YOUR OBJECTIVE
An exact copy of all the entries is needed, with no images in it.

****

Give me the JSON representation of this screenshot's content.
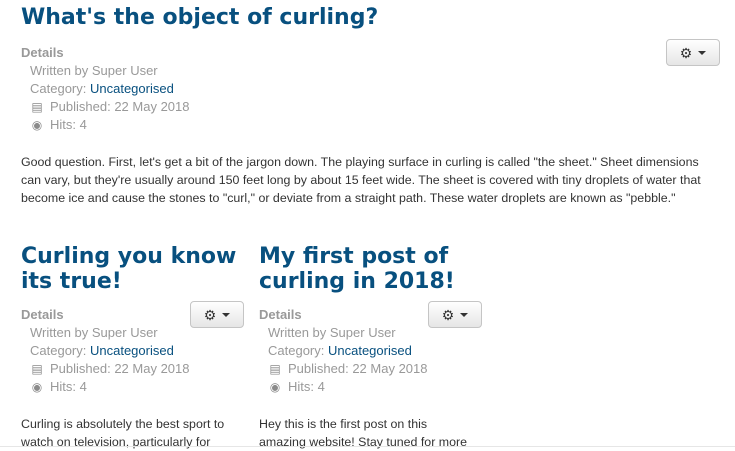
{
  "article_main": {
    "title": "What's the object of curling?",
    "details_label": "Details",
    "author": "Written by Super User",
    "category_prefix": "Category: ",
    "category_link": "Uncategorised",
    "published": "Published: 22 May 2018",
    "hits": "Hits: 4",
    "body": "Good question. First, let's get a bit of the jargon down. The playing surface in curling is called \"the sheet.\" Sheet dimensions can vary, but they're usually around 150 feet long by about 15 feet wide. The sheet is covered with tiny droplets of water that become ice and cause the stones to \"curl,\" or deviate from a straight path. These water droplets are known as \"pebble.\""
  },
  "article_left": {
    "title_line1": "Curling you know",
    "title_line2": "its true!",
    "details_label": "Details",
    "author": "Written by Super User",
    "category_prefix": "Category: ",
    "category_link": "Uncategorised",
    "published": "Published: 22 May 2018",
    "hits": "Hits: 4",
    "body_line1": "Curling is absolutely the best sport to",
    "body_line2": "watch on television, particularly for"
  },
  "article_right": {
    "title_line1": "My first post of",
    "title_line2": "curling in 2018!",
    "details_label": "Details",
    "author": "Written by Super User",
    "category_prefix": "Category: ",
    "category_link": "Uncategorised",
    "published": "Published: 22 May 2018",
    "hits": "Hits: 4",
    "body_line1": "Hey this is the first post on this",
    "body_line2": "amazing website! Stay tuned for more"
  },
  "icons": {
    "gear": "gear-icon",
    "caret": "caret-down-icon",
    "calendar": "calendar-icon",
    "eye": "eye-icon"
  }
}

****

RESULT OF THE TASK
Give me the JSON representation of this screenshot's content.
{
  "article_main": {
    "title": "What's the object of curling?",
    "details_label": "Details",
    "author": "Written by Super User",
    "category_prefix": "Category: ",
    "category_link": "Uncategorised",
    "published": "Published: 22 May 2018",
    "hits": "Hits: 4",
    "body": "Good question. First, let's get a bit of the jargon down. The playing surface in curling is called \"the sheet.\" Sheet dimensions can vary, but they're usually around 150 feet long by about 15 feet wide. The sheet is covered with tiny droplets of water that become ice and cause the stones to \"curl,\" or deviate from a straight path. These water droplets are known as \"pebble.\""
  },
  "article_left": {
    "title_line1": "Curling you know",
    "title_line2": "its true!",
    "details_label": "Details",
    "author": "Written by Super User",
    "category_prefix": "Category: ",
    "category_link": "Uncategorised",
    "published": "Published: 22 May 2018",
    "hits": "Hits: 4",
    "body_line1": "Curling is absolutely the best sport to",
    "body_line2": "watch on television, particularly for"
  },
  "article_right": {
    "title_line1": "My first post of",
    "title_line2": "curling in 2018!",
    "details_label": "Details",
    "author": "Written by Super User",
    "category_prefix": "Category: ",
    "category_link": "Uncategorised",
    "published": "Published: 22 May 2018",
    "hits": "Hits: 4",
    "body_line1": "Hey this is the first post on this",
    "body_line2": "amazing website! Stay tuned for more"
  },
  "icons": {
    "gear": "gear-icon",
    "caret": "caret-down-icon",
    "calendar": "calendar-icon",
    "eye": "eye-icon"
  }
}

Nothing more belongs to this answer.